A major observational study comparing DOACS in older patients with atrial fibrillation has shown they all have significant benefits over warfarin in terms of reducing thromboembolic stroke, intracranial haemorrhage and all-cause mortality.
Twice-daily DOACS dabigatran and apixaban were associated with a more favourable benefit-to-harm ration than the once-daily rivaroxaban, according to the retrospective new-user cohort study conducted by US Food and Drug Administration (FDA) staff.
The study compared outcomes for Medicare enrolled patients over the age of 65 with non-valvular AF who started either warfarin (183,318), dabigatran (150mg twice daily, n = 86,198), apixaban (5mg twice daily n = 73,039) or rivaroxaban (20mg once daily, n = 106,389).
Based on propensity score-adjusted hazard ratios, the study found that the DOACs were associated with a statistically significant 20-29% reduced risk of thromboembolic stroke and 35-62% reduced risk of intracranial haemorrhage compared to warfarin.
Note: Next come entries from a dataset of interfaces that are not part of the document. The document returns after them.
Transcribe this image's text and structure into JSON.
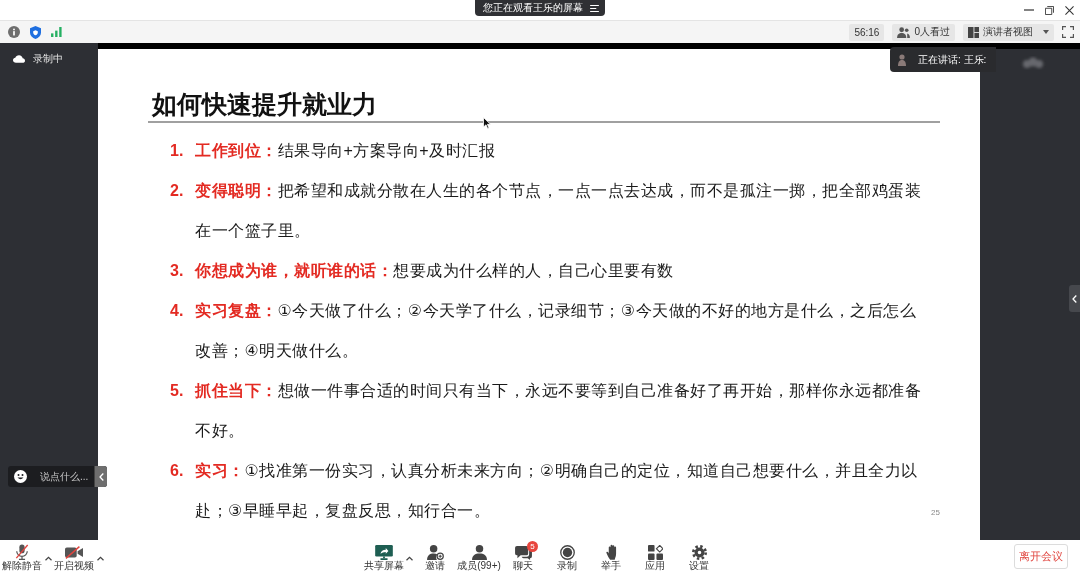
{
  "title_bar": {
    "banner": "您正在观看王乐的屏幕"
  },
  "toolbar": {
    "timer": "56:16",
    "viewers": "0人看过",
    "view_mode": "演讲者视图"
  },
  "left_panel": {
    "recording": "录制中"
  },
  "chat_input": {
    "placeholder": "说点什么..."
  },
  "speaker": {
    "label": "正在讲话: 王乐:"
  },
  "slide": {
    "title": "如何快速提升就业力",
    "items": [
      {
        "number": "1.",
        "text": "**工作到位：**结果导向+方案导向+及时汇报"
      },
      {
        "number": "2.",
        "text": "**变得聪明：**把希望和成就分散在人生的各个节点，一点一点去达成，而不是孤注一掷，把全部鸡蛋装在一个篮子里。"
      },
      {
        "number": "3.",
        "text": "**你想成为谁，就听谁的话：**想要成为什么样的人，自己心里要有数"
      },
      {
        "number": "4.",
        "text": "**实习复盘：**①今天做了什么；②今天学了什么，记录细节；③今天做的不好的地方是什么，之后怎么改善；④明天做什么。"
      },
      {
        "number": "5.",
        "text": "**抓住当下：**想做一件事合适的时间只有当下，永远不要等到自己准备好了再开始，那样你永远都准备不好。"
      },
      {
        "number": "6.",
        "text": "**实习：**①找准第一份实习，认真分析未来方向；②明确自己的定位，知道自己想要什么，并且全力以赴；③早睡早起，复盘反思，知行合一。"
      }
    ],
    "page": "25"
  },
  "left_controls": [
    {
      "kind": "mic",
      "label": "解除静音",
      "off": true,
      "menu": true
    },
    {
      "kind": "camera",
      "label": "开启视频",
      "off": true,
      "menu": true
    }
  ],
  "center_controls": [
    {
      "kind": "share",
      "label": "共享屏幕",
      "menu": true
    },
    {
      "kind": "invite",
      "label": "邀请",
      "menu": false
    },
    {
      "kind": "members",
      "label": "成员(99+)",
      "menu": false
    },
    {
      "kind": "chat",
      "label": "聊天",
      "menu": false,
      "badge": "5"
    },
    {
      "kind": "record",
      "label": "录制",
      "menu": false
    },
    {
      "kind": "hand",
      "label": "举手",
      "menu": false
    },
    {
      "kind": "apps",
      "label": "应用",
      "menu": false
    },
    {
      "kind": "settings",
      "label": "设置",
      "menu": false
    }
  ],
  "leave_button": "离开会议"
}
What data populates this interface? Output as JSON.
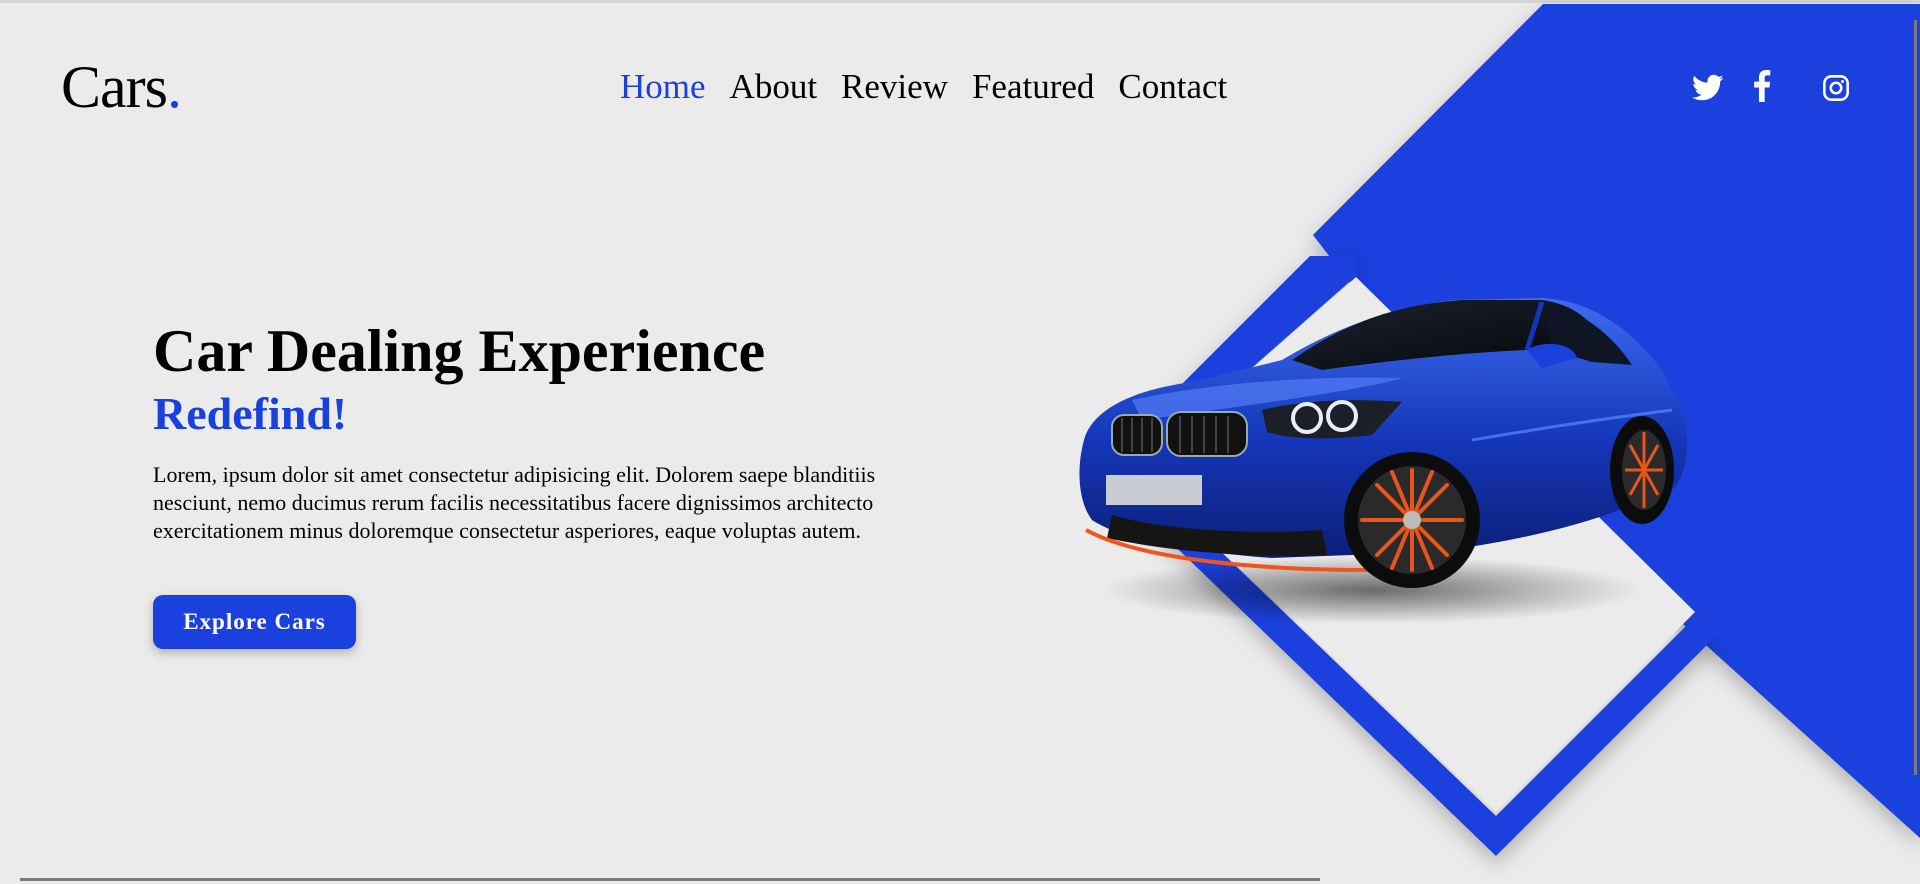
{
  "brand": {
    "name": "Cars",
    "dot": "."
  },
  "nav": {
    "items": [
      "Home",
      "About",
      "Review",
      "Featured",
      "Contact"
    ],
    "active_index": 0
  },
  "social": [
    "twitter-icon",
    "facebook-icon",
    "instagram-icon"
  ],
  "hero": {
    "title": "Car Dealing Experience",
    "subtitle": "Redefind!",
    "text": "Lorem, ipsum dolor sit amet consectetur adipisicing elit. Dolorem saepe blanditiis nesciunt, nemo ducimus rerum facilis necessitatibus facere dignissimos architecto exercitationem minus doloremque consectetur asperiores, eaque voluptas autem.",
    "button_label": "Explore Cars"
  },
  "colors": {
    "accent": "#1a40de",
    "background": "#ebebeb"
  }
}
Use of DOACs was also associated with a significant 19-34% reduction in all-cause mortality compared to warfarin.
When compared to warfarin, the risk of major gastrointestinal bleeding was increased with dabigatran [HR 1.16] and rivaroxaban [1.48] and decreased with apixaban (HR 0.52].
When compared with each other, the DOACS were similar in terms of thromboembolic stroke but rivaroxaban was associated with a significantly increased risk of intracranial haemorrhage vs dabigatran (HR 1.71) and major extracranial bleeding vs dabigatran (HR 1.32) and apixaban (HR 2.70). It was also associated with increased risk of death (vs dabigatran HR 1.12, vs apixaban HR 1.23).
The study authors, led by David Graham of the FDA’s Centre for Drug Evaluation and Research (CDER) said the more favourable benefit-to-harm balance seen with dabigatran and apixaban over rivaroxaban may be related to the twice- versus once-daily dosages, since they each had a half lives of about 12 hours.
Writing in the American Journal of Medicine, they said the findings were important because there had been no head-to-head randomised controlled trials of DOACs and the observational studies comparing their effects had been small and rarely examined thromboembolic stroke.
Professor Andrew Sindone, director of the heart failure unit and the department of cardiac rehabilitation at Concord Hospital in Sydney said the US findings provided confirmation from real world data of the efficacy and safety of DOACs.
“I think the bottom line is that we can say this data reinforces our impression from clinical trials that all DOACS are very safe and they increase survival and reduce stroke and intracranial bleeding compared to warfarin,” he said.
He said the “subtle” differences between DOACs should be interpreted in light of the drugs all being used at their highest doses in the US study, whereas they might be used in lower doses in some patients in Australia.
Professor Sindone declared an interest in acting as a consultant to the sponsors of all three DOACS available in Australia.